AIM OF THE EXERCISE: In the entries below, some lines hold the string "JSON"; please say how many, giving the number and nothing else.

SOURCE INFORMATION:
"""
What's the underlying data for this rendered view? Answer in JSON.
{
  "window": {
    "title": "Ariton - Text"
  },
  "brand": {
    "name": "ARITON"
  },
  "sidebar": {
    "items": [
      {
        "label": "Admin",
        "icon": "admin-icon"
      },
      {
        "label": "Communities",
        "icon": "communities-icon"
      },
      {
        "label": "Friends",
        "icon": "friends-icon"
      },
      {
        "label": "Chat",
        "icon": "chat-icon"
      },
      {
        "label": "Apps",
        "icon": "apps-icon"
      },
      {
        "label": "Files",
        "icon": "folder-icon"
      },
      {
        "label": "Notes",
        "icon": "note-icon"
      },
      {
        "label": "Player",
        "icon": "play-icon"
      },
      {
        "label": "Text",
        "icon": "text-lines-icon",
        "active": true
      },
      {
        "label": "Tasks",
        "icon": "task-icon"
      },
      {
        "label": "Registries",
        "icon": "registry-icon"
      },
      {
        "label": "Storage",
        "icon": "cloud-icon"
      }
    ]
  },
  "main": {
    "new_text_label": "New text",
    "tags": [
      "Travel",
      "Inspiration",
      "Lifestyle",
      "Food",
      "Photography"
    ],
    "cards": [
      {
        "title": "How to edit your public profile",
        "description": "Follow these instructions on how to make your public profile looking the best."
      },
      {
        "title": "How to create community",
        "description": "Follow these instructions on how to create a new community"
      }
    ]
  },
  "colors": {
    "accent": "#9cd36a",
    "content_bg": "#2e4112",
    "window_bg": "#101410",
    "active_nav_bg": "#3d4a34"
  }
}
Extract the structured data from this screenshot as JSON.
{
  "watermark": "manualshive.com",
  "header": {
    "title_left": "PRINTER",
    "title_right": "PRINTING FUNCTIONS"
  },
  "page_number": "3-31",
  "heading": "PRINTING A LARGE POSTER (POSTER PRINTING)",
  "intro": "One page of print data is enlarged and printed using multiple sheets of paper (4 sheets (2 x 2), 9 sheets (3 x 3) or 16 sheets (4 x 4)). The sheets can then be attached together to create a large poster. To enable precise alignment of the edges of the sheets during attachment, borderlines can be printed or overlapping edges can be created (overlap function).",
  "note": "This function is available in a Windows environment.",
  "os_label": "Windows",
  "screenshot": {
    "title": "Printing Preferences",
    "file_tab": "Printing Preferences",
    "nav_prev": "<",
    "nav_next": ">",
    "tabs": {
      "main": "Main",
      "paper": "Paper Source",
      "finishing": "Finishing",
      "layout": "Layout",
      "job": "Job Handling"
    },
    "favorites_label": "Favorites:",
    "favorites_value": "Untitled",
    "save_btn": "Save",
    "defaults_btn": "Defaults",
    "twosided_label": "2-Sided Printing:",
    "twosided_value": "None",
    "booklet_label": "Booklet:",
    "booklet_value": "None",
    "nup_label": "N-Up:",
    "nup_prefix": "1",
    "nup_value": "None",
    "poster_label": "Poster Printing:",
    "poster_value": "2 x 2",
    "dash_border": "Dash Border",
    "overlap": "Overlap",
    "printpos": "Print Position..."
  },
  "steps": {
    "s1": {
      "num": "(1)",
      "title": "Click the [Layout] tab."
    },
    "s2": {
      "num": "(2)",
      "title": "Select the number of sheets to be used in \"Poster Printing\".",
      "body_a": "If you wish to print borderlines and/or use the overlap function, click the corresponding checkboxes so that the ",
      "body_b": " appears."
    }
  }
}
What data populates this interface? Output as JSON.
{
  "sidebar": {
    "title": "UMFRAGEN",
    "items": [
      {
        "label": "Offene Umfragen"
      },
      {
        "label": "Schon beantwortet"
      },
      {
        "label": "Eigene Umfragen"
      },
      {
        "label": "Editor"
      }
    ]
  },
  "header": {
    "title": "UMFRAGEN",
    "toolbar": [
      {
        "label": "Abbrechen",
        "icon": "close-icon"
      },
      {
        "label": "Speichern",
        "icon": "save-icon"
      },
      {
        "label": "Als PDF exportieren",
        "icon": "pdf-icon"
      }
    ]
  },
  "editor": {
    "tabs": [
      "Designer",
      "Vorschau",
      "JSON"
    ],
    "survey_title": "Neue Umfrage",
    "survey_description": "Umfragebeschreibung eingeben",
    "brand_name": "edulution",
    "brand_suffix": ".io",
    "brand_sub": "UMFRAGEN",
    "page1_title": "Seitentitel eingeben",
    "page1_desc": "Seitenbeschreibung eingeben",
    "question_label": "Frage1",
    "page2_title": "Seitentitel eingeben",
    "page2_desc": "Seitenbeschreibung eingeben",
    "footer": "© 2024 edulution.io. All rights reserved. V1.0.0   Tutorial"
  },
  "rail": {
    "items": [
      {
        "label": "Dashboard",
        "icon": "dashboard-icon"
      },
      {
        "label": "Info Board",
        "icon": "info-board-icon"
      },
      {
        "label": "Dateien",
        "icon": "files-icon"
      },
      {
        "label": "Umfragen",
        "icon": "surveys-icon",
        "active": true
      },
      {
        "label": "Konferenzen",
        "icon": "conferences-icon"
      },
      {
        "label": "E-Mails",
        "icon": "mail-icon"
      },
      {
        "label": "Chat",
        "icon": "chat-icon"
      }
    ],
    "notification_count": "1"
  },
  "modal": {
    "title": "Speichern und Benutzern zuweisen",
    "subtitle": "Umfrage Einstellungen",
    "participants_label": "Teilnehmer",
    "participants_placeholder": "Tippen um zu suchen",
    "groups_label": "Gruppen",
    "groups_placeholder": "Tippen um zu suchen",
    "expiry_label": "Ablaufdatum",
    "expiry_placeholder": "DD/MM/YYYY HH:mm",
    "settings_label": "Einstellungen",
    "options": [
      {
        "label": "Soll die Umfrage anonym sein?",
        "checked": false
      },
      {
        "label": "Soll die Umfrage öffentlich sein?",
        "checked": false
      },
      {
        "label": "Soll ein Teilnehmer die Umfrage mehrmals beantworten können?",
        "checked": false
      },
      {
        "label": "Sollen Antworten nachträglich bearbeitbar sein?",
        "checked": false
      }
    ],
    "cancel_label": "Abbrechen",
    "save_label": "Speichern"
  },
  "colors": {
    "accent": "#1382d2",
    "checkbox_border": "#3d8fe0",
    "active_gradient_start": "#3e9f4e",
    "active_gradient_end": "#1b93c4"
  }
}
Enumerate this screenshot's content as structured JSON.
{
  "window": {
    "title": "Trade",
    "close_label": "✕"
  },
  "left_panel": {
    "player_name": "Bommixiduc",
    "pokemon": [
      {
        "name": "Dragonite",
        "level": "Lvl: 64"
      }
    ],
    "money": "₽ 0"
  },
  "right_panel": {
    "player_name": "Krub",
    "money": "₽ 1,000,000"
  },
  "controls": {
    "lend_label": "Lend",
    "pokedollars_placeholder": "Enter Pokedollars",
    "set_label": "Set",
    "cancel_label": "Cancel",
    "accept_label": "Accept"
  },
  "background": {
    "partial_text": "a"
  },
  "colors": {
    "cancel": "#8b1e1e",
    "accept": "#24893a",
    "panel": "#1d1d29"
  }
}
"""
RESPONSE: 5